Political Campaign Calls Being Blocked

Call blocking can occur generally in one of two ways.

Customers can flag numbers they deem as nuisance or spam calls. Once enough customers flag a number, its carriers will use the data to update the caller ID display on their customers’ devices.

Carriers also monitor call activities. If a number exceeds the “human calling” threshold, it can be assumed that the numbers are using robodialing practices. In these cases, carriers can issue automated flags on numbers deemed to be engaging in this form of outbound dialing.

In a recent example of this, text messages from Trump’s campaign efforts were blocked for sending out mass texts to voters.

A report from Neustar indicates voice channels account for 63% of meeting customer service goals. Not having efficient contact rates can waste campaign funds and even tarnish the reputation of your organization if your numbers are showing up as “scam likely” or “spam risk”.

Healthcare and Government Organizations Flagged as Spam

Healthcare and government organizations have been hit particularly hard by call spoofers. Consumers see these as reputable organizations and their phone numbers become targets of spammers to try to defraud consumers. These can lead to numbers getting flagged and patients may not receive calls from their doctors or other important entities.
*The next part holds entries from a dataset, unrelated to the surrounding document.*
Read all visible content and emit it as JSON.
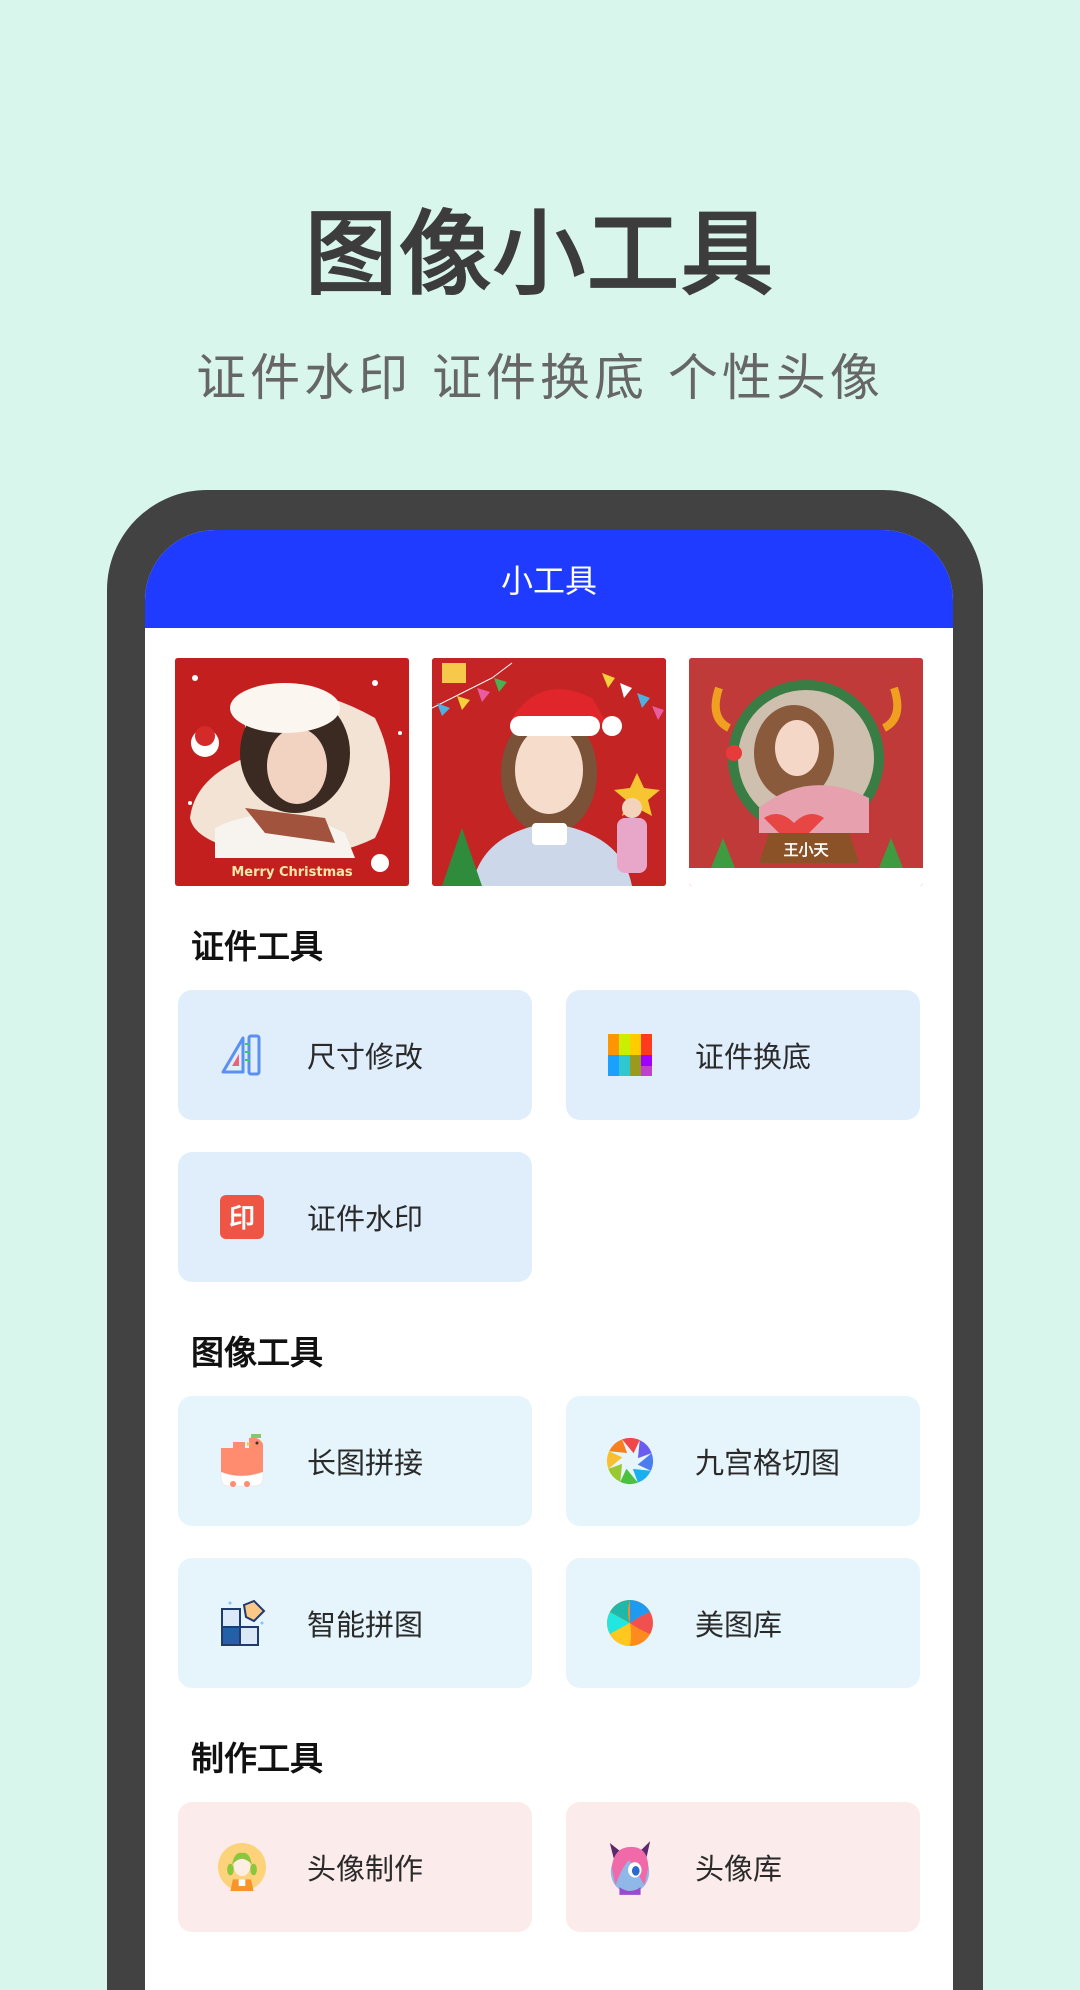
{
  "hero": {
    "title": "图像小工具",
    "subtitle": "证件水印 证件换底 个性头像"
  },
  "app": {
    "title": "小工具",
    "accent_color": "#1f3bff"
  },
  "banners": [
    {
      "name": "merry-christmas-frame",
      "caption": "Merry Christmas"
    },
    {
      "name": "santa-hat-frame",
      "caption": ""
    },
    {
      "name": "wreath-name-frame",
      "caption": "王小天"
    }
  ],
  "sections": [
    {
      "title": "证件工具",
      "items": [
        {
          "label": "尺寸修改",
          "icon": "ruler-triangle-icon"
        },
        {
          "label": "证件换底",
          "icon": "color-palette-icon"
        },
        {
          "label": "证件水印",
          "icon": "stamp-icon",
          "icon_text": "印"
        }
      ]
    },
    {
      "title": "图像工具",
      "items": [
        {
          "label": "长图拼接",
          "icon": "long-image-bird-icon"
        },
        {
          "label": "九宫格切图",
          "icon": "aperture-icon"
        },
        {
          "label": "智能拼图",
          "icon": "puzzle-icon"
        },
        {
          "label": "美图库",
          "icon": "color-swirl-icon"
        }
      ]
    },
    {
      "title": "制作工具",
      "items": [
        {
          "label": "头像制作",
          "icon": "avatar-girl-icon"
        },
        {
          "label": "头像库",
          "icon": "anime-avatar-icon"
        }
      ]
    }
  ]
}
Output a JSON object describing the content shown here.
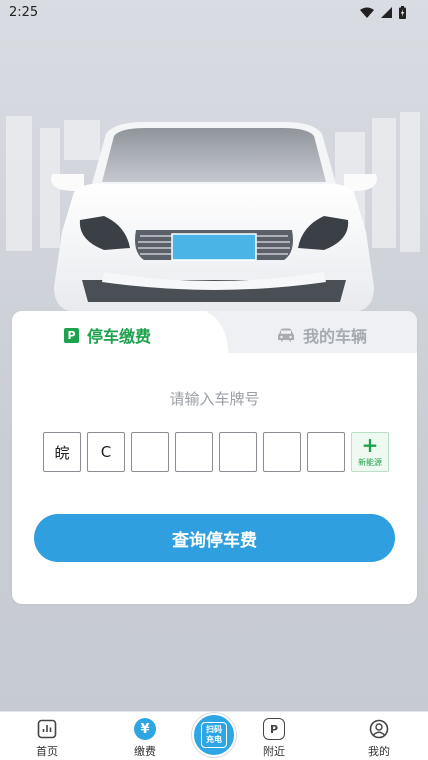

Recently, an organization in Florida contracted a call center to handle their COVID-19 contact tracing efforts. Problems ensued when the call center’s phone numbers began showing up as spam.

Unintentional Results of Call Blocking – CNAM Registration Can Help

If your business’ phone number receives flags for Spam or Scam Likely, it can have immediate and extenuating results. But you do have a remedy – CNAM. CNAM registration helps curb the unlawful use of your phone number and identifying information and helps keep your reputation smoke-proof.

Disputing Spam Flags

While the STIR/SHAKEN framework mandates carriers to block robocalls, many businesses are getting blocked as well. Carriers must have a single point of contact to dispute blocked numbers. Having your business CNAM data registered beforehand will significantly help identify your legitimate business numbers if you have a dispute with a carrier.

In the era of STIR/SHAKEN, every business conducting outbound calls should register phone numbers with CNAM repositories.